__Aim of the exercise__
Take each line in the entries below that holds "icon" and show it.

__Material provided__
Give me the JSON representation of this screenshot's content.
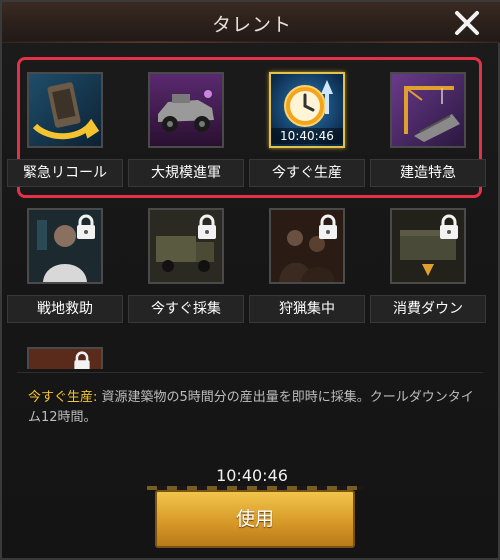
{
  "window": {
    "title": "タレント"
  },
  "talents_row1": [
    {
      "label": "緊急リコール",
      "icon": "recall-icon"
    },
    {
      "label": "大規模進軍",
      "icon": "vehicle-icon"
    },
    {
      "label": "今すぐ生産",
      "icon": "clock-production-icon",
      "timer": "10:40:46"
    },
    {
      "label": "建造特急",
      "icon": "crane-build-icon"
    }
  ],
  "talents_row2": [
    {
      "label": "戦地救助",
      "icon": "medic-icon"
    },
    {
      "label": "今すぐ採集",
      "icon": "truck-icon"
    },
    {
      "label": "狩猟集中",
      "icon": "hunters-icon"
    },
    {
      "label": "消費ダウン",
      "icon": "supply-crates-icon"
    }
  ],
  "description": {
    "name": "今すぐ生産",
    "sep": ": ",
    "text": "資源建築物の5時間分の産出量を即時に採集。クールダウンタイム12時間。"
  },
  "timer": "10:40:46",
  "use_button": "使用",
  "colors": {
    "highlight": "#e3314a",
    "accent": "#f4c430",
    "button": "#e0a838"
  }
}
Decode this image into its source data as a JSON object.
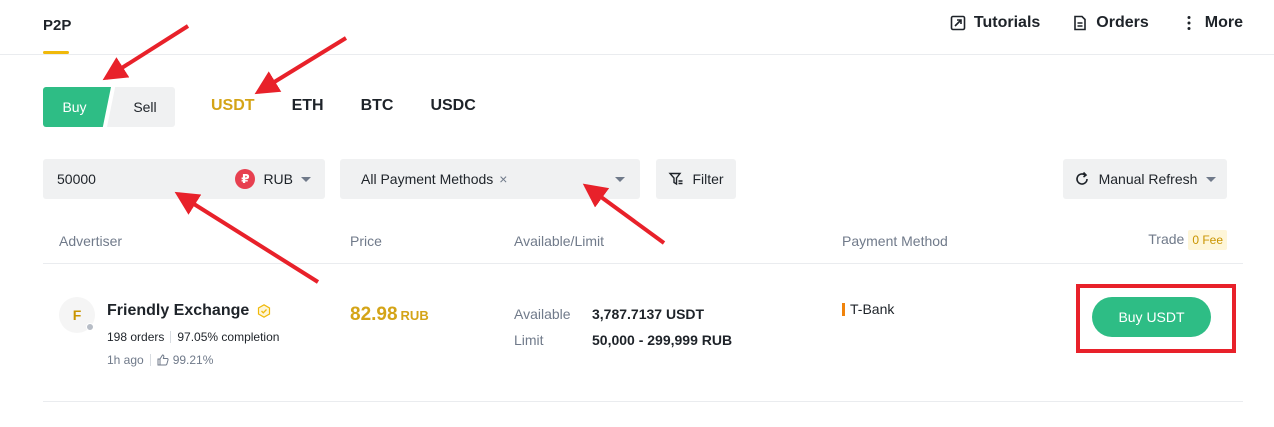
{
  "nav": {
    "brand": "P2P",
    "tutorials": "Tutorials",
    "orders": "Orders",
    "more": "More"
  },
  "side_tabs": {
    "buy": "Buy",
    "sell": "Sell",
    "active": "Buy"
  },
  "coins": [
    "USDT",
    "ETH",
    "BTC",
    "USDC"
  ],
  "active_coin": "USDT",
  "filters": {
    "amount": "50000",
    "currency": "RUB",
    "payment_methods": "All Payment Methods",
    "filter_label": "Filter",
    "refresh_label": "Manual Refresh"
  },
  "table": {
    "headers": {
      "advertiser": "Advertiser",
      "price": "Price",
      "available": "Available/Limit",
      "payment": "Payment Method",
      "trade": "Trade",
      "fee": "0 Fee"
    },
    "rows": [
      {
        "avatar_letter": "F",
        "name": "Friendly Exchange",
        "orders": "198 orders",
        "completion": "97.05% completion",
        "time": "1h ago",
        "rating": "99.21%",
        "price": "82.98",
        "price_currency": "RUB",
        "available_label": "Available",
        "available_value": "3,787.7137 USDT",
        "limit_label": "Limit",
        "limit_value": "50,000 - 299,999 RUB",
        "payment_method": "T-Bank",
        "action": "Buy USDT"
      }
    ]
  },
  "colors": {
    "buy_green": "#2ebd85",
    "accent_gold": "#d4a417",
    "annotation_red": "#e8212a"
  }
}
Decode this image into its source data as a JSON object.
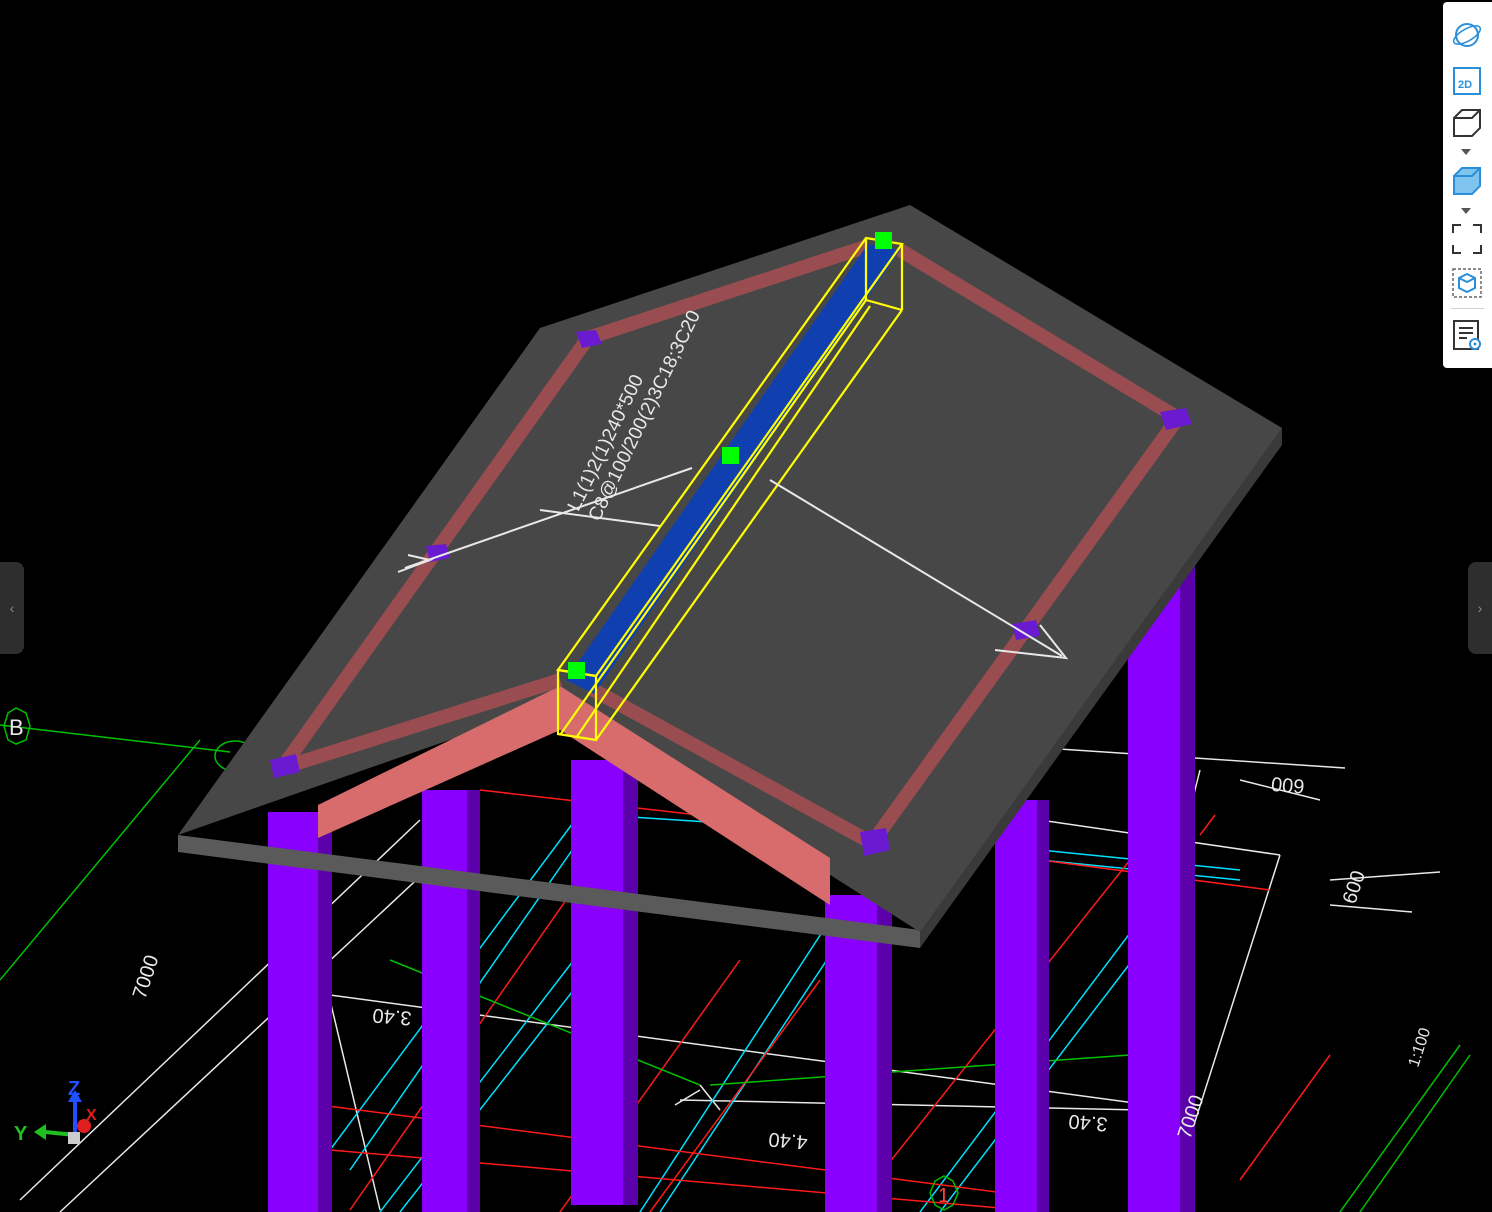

__Solution to this problem__
      "icon": "recall-icon"
      "icon": "vehicle-icon"
      "icon": "clock-production-icon",
      "icon": "crane-build-icon"
      "icon": "medic-icon"
      "icon": "truck-icon"
      "icon": "hunters-icon"
      "icon": "supply-crates-icon"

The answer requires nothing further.